▸ **Requirement**
Please find the lines in the following records that hold "Bayern", and copy them.
════════════════
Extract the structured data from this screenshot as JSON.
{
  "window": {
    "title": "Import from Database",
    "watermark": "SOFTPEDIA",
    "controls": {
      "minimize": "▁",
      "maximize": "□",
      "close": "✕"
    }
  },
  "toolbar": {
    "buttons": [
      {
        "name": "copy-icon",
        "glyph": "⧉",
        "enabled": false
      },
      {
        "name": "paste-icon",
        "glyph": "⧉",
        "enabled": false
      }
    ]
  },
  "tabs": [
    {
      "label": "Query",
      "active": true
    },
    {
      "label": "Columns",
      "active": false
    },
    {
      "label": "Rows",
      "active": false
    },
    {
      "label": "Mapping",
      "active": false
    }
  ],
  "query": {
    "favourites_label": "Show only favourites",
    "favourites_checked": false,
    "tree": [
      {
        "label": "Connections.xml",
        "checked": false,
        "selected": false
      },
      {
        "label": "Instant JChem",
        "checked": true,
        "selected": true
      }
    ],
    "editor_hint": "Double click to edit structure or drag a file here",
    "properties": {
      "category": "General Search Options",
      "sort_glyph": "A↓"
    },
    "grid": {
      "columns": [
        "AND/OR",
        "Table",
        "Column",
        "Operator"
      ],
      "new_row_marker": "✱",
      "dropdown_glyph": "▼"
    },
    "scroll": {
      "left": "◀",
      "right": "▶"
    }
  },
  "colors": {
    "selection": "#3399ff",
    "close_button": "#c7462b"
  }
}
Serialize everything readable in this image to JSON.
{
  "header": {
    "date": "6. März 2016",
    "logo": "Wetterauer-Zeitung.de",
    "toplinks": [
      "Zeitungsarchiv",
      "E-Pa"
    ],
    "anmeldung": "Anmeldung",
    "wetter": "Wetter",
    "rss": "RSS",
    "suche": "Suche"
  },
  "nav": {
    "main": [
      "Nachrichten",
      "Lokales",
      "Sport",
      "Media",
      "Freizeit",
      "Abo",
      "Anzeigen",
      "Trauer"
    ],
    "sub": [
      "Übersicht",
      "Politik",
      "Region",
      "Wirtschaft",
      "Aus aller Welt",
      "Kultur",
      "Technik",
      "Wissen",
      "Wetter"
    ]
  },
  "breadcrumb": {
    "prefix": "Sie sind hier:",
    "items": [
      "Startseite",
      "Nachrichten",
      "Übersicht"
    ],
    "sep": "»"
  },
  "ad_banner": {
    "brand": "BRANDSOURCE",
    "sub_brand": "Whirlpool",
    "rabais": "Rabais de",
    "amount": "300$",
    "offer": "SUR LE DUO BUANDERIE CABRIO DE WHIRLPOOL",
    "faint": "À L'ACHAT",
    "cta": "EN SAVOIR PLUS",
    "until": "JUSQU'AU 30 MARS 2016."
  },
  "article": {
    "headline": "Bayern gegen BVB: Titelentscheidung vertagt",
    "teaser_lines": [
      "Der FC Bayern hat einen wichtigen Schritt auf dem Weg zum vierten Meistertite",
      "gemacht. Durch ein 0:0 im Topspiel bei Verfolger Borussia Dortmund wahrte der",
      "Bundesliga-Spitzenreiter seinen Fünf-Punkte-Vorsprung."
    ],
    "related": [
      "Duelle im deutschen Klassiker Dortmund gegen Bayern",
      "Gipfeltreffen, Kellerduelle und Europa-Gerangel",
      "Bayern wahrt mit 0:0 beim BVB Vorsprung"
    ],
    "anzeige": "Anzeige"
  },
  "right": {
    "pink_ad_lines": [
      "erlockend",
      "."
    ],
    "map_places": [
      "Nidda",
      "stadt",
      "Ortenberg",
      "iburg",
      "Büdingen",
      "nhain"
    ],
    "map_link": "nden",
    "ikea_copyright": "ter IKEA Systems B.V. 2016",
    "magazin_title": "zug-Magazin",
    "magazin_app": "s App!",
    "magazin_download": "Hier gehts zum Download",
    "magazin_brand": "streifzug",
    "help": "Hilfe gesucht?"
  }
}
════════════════
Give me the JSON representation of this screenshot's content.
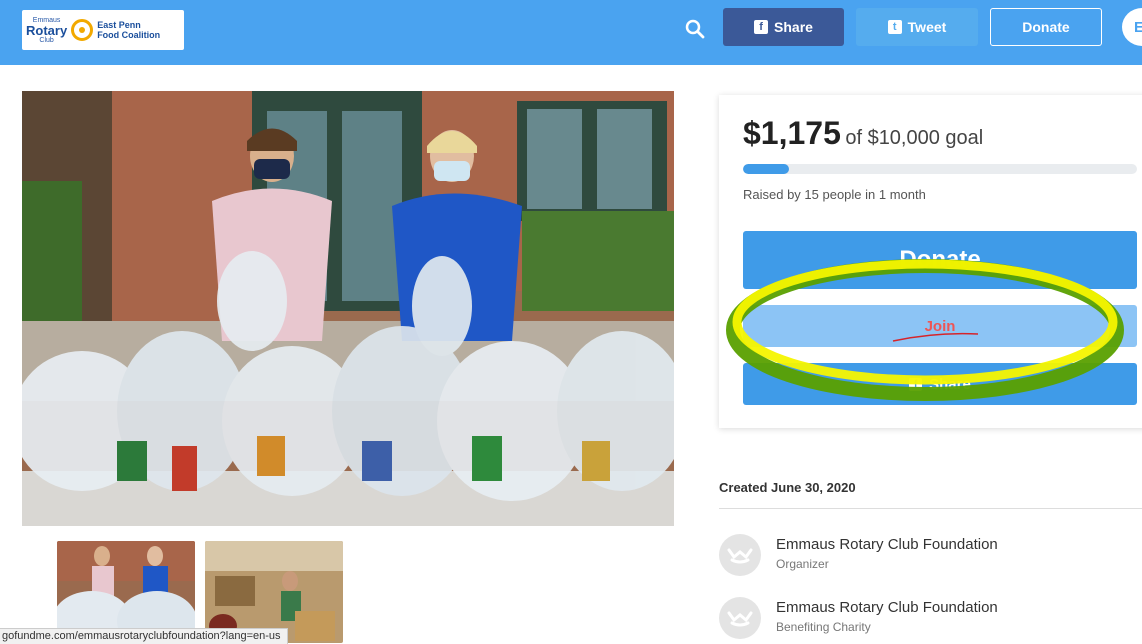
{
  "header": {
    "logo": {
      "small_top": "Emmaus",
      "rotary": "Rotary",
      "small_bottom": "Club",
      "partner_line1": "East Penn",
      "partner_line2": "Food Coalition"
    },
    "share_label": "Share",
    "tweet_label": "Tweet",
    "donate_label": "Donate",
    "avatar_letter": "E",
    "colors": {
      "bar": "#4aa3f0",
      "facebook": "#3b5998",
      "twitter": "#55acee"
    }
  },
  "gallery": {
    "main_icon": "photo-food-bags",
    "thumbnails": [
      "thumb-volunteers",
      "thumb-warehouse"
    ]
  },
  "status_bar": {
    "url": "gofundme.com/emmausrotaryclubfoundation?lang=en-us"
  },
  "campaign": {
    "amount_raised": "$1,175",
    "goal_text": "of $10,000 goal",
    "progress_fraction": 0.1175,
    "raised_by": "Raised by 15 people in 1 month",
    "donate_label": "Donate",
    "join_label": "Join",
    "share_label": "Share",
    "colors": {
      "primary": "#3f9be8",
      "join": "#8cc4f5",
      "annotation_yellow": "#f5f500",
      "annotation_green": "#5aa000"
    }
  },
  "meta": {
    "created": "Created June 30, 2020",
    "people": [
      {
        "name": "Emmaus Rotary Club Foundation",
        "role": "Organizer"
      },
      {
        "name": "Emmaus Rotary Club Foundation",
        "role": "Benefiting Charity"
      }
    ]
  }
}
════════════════
▸ **Completed exercise**
    "headline": "Bayern gegen BVB: Titelentscheidung vertagt",
      "Der FC Bayern hat einen wichtigen Schritt auf dem Weg zum vierten Meistertite",
      "Duelle im deutschen Klassiker Dortmund gegen Bayern",
      "Bayern wahrt mit 0:0 beim BVB Vorsprung"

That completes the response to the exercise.